We' given up on rope light and now only use and sell Duralight. It is a solid flexible extrusion with bulbs spaced on one inch centers that you can walk on. It is also waterproof. It is supplied on 150' rolls and can be cut on 36" centers.

Duralight supplier... Dura Lamp / Targetti Group (Arch. Incandescent, Halogen, Fluorescent & HMI Lamp Mfr.) http://www.duralamp.com/ I might be contacting you soon. Am looking for a supplier of their product, so are many of my distributers that also have a similar interest in them but have not set up an account yet. Very interesting product line. Lots of very interesting products on the market from them. Believe the last I was looking at from them was the cold cathode R-Lamp, but it might have been thru elsewhere.

I buy as best I can industrial grade 130v rope light by way of Miller OEM www.lightingparts.com but it's only good to a point.. always looking for a new source and I will have a look again at Duralight rope light - didn't know they offered such a product, but other products from them has peeked my interst at times.

36" on center cutting distance is a bit much and more than normal, but if it's a solid rope light, well worth it.

Did a cutting test a few weeks ago with some store bought rope light. It's cuttable also - just have to find the sections or between lamps parts without a little bridge link between them or something like that. Not an easy find in rope light but you can cut store bought rope light and if you find that little missing bridge, have it work in shorter sections or longer splices.

#### BillESC

##### Well-Known Member
We've used Duralight to outline several buildings in town the oldest of which is now operating 4 years without a hint of a problem. If anyone would like a short sample, I've got lots of scrap pieces available.

#### ship

##### Senior Team Emeritus
Just spliced my first Meanards store bought "non cuttable" rope light today. Can be done, not an easy thing to do. Not something I plan on ever doing again.
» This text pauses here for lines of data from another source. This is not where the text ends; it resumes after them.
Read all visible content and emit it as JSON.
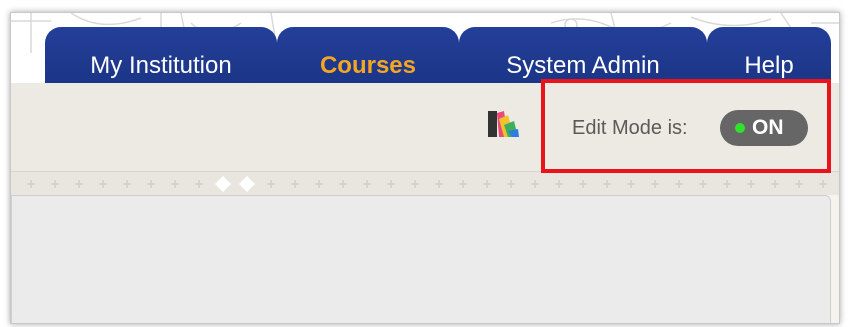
{
  "nav": {
    "tabs": [
      {
        "label": "My Institution",
        "active": false
      },
      {
        "label": "Courses",
        "active": true
      },
      {
        "label": "System Admin",
        "active": false
      },
      {
        "label": "Help",
        "active": false
      }
    ],
    "tab_color": "#1f3a93",
    "active_tab_text_color": "#f4a623"
  },
  "toolbar": {
    "theme_icon": "color-swatch-icon",
    "edit_mode_label": "Edit Mode is:",
    "edit_mode_state": "ON",
    "toggle_dot_color": "#31e22d"
  },
  "annotation": {
    "highlight_color": "#e8131b"
  }
}
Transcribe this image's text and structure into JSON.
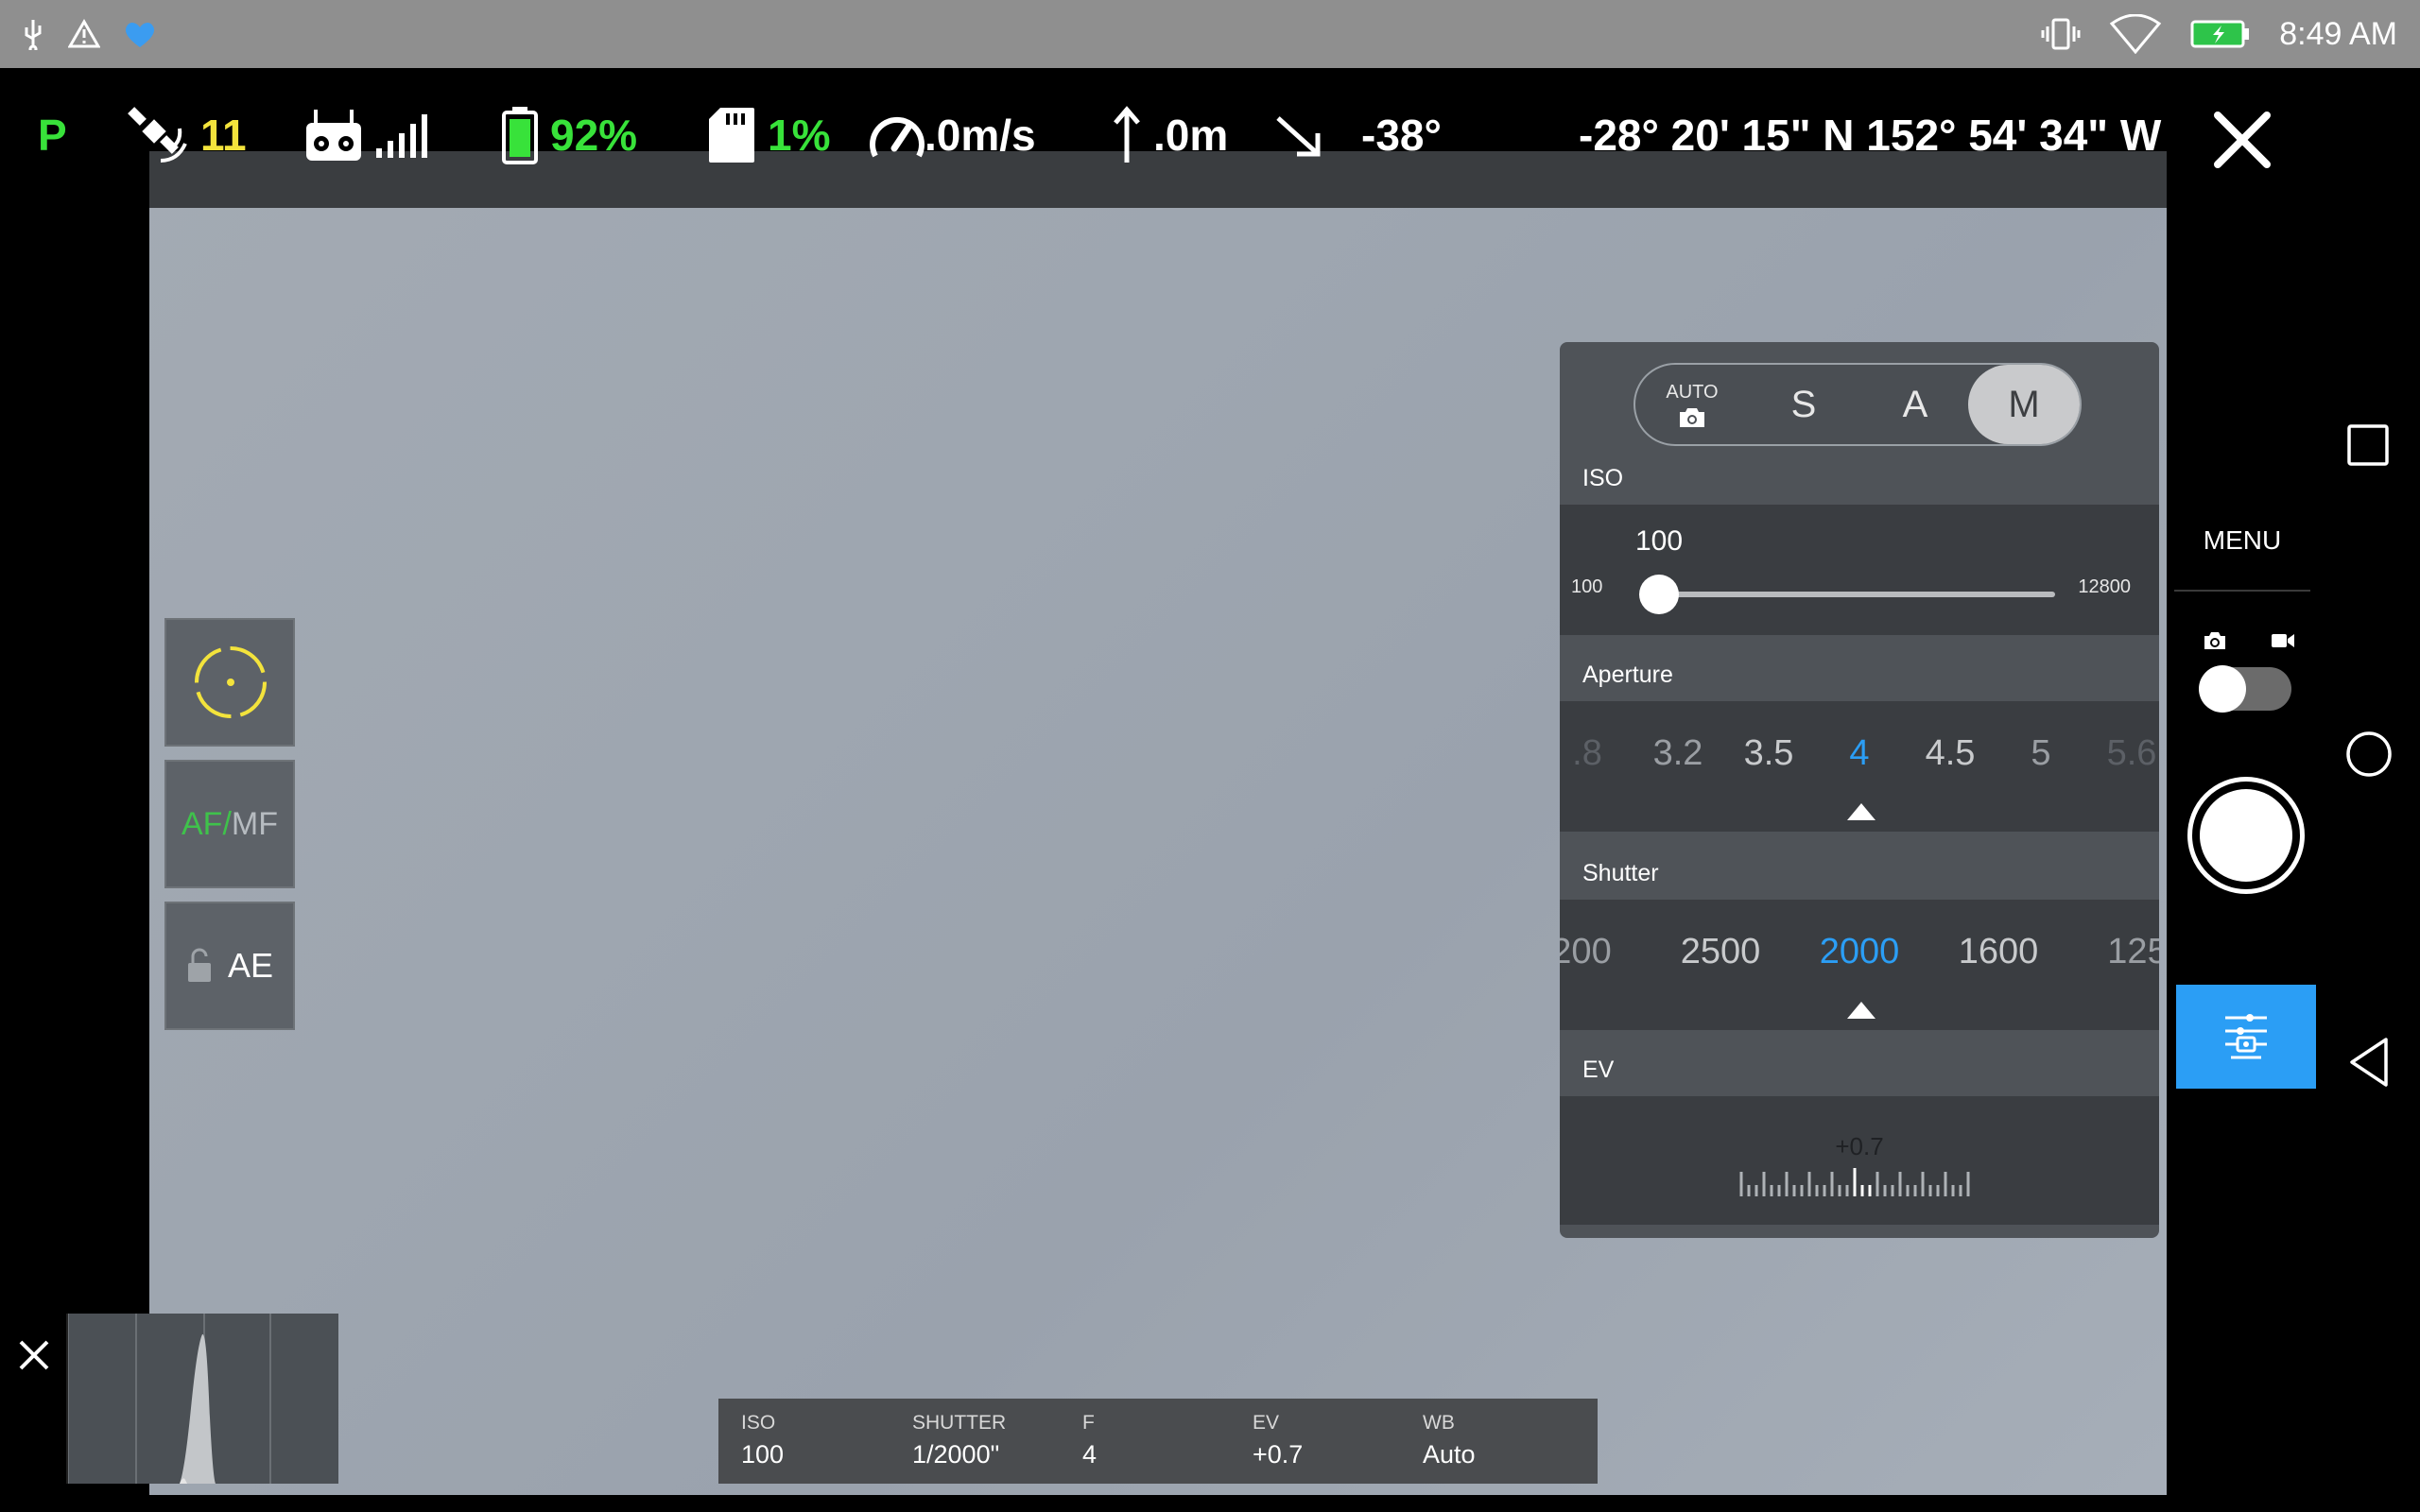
{
  "statusbar": {
    "left_icons": [
      "usb-icon",
      "warning-icon",
      "heart-app-icon"
    ],
    "time": "8:49 AM",
    "right_icons": [
      "vibrate-icon",
      "wifi-icon",
      "battery-charging-icon"
    ]
  },
  "telemetry": {
    "flight_mode": "P",
    "satellites": "11",
    "battery": "92%",
    "sd_usage": "1%",
    "speed": ".0m/s",
    "altitude": ".0m",
    "gimbal_pitch": "-38°",
    "gps": "-28° 20' 15\" N 152° 54' 34\" W"
  },
  "right_panel": {
    "menu_label": "MENU",
    "close_icon": "close-icon",
    "photo_icon": "camera-icon",
    "video_icon": "video-icon"
  },
  "left_tools": {
    "af_label": "AF/",
    "mf_label": "MF",
    "ae_label": "AE"
  },
  "camera_settings": {
    "modes": {
      "auto_label": "AUTO",
      "s": "S",
      "a": "A",
      "m": "M",
      "selected": "M"
    },
    "iso": {
      "label": "ISO",
      "value": "100",
      "min": "100",
      "max": "12800",
      "slider_fraction": 0
    },
    "aperture": {
      "label": "Aperture",
      "values": [
        ".8",
        "3.2",
        "3.5",
        "4",
        "4.5",
        "5",
        "5.6"
      ],
      "selected": "4"
    },
    "shutter": {
      "label": "Shutter",
      "values": [
        "200",
        "2500",
        "2000",
        "1600",
        "125"
      ],
      "selected": "2000"
    },
    "ev": {
      "label": "EV",
      "value": "+0.7"
    }
  },
  "info_bar": {
    "iso_key": "ISO",
    "iso_val": "100",
    "shutter_key": "SHUTTER",
    "shutter_val": "1/2000\"",
    "f_key": "F",
    "f_val": "4",
    "ev_key": "EV",
    "ev_val": "+0.7",
    "wb_key": "WB",
    "wb_val": "Auto"
  },
  "colors": {
    "accent_blue": "#2b9ef5",
    "telemetry_green": "#38e23a",
    "telemetry_yellow": "#f3e33c"
  }
}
I'll be in touched about the rope light... too bad I just bought two spools of the other stuff last week - that's about double what I expect to need in the near future.

Anyone ever try LED rope light? Curious even if cost prohivitive.

On a similar subject, I was looking about this past Christmas for those pattern projectors people use to project gobos at say their garages. With some modification... I could have done wonders with such a thing. Didn't see any, instead it was the cool idea of lighted blow up carousel type snow men displays that was while interesting, not something I was looking for. Who makes/sell these projectors?

#### BillESC

##### Well-Known Member
I've installed the LED rope light under my kitchen cabinets. Wonderful stuff and like neon it is a solid like of light... no bulbs showing. It runs about 10 bucks a foot.

#### Chris15

##### CBMod
CB Mods
Departed Member
Bonus points = somebody give me the chemical formula for Aqueous Cupric Oxide.

Me! Me! I want the bonus points.
Cupric Oxide = Copper (II) Oxide = CuO(aq) which really equals Cu2+(aq) + O2-(aq) (Gee I hate the lack of subscript and superscript...)

#### Van

##### CBMod
CB Mods
Me! Me! I want the bonus points.
Cupric Oxide = Copper (II) Oxide = CuO(aq) which really equals Cu2+(aq) + O2-(aq) (Gee I hate the lack of subscript and superscript...)

Ding ! We have a winner, Gee I thought that one had gone unnoticed too.

#### ship

##### Senior Team Emeritus
Which is why \$ I have never bought such rope light for production use.